EXTRACTED MATERIAL:
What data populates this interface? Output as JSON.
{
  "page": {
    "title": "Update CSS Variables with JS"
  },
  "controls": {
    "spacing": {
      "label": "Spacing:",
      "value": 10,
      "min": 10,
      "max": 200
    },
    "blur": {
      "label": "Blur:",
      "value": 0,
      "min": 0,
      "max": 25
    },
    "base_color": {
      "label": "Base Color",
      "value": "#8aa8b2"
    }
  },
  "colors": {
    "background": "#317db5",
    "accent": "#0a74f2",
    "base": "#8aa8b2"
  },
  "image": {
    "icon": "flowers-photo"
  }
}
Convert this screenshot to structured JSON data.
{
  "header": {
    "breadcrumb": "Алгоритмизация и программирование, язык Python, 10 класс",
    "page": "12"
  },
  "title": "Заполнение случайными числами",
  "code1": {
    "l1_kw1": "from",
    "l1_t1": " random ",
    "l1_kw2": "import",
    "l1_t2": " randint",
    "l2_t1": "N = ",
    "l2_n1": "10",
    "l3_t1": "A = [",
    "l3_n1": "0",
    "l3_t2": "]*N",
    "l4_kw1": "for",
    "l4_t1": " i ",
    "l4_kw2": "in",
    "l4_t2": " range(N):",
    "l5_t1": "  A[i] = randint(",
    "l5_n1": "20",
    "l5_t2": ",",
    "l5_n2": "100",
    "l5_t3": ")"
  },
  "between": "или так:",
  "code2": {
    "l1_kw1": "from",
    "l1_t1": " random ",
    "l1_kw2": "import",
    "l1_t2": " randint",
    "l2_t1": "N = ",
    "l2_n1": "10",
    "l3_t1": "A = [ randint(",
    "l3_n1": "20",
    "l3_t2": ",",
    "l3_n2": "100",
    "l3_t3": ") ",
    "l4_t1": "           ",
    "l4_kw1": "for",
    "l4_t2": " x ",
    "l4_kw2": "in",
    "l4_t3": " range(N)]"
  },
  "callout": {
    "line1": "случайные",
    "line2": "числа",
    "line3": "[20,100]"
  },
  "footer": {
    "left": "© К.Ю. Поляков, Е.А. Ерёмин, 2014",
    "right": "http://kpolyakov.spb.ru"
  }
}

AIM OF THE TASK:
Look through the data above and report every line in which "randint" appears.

SOLUTION TO THE EXERCISE:
    "l1_t2": " randint",
    "l5_t1": "  A[i] = randint(",
    "l1_t2": " randint",
    "l3_t1": "A = [ randint(",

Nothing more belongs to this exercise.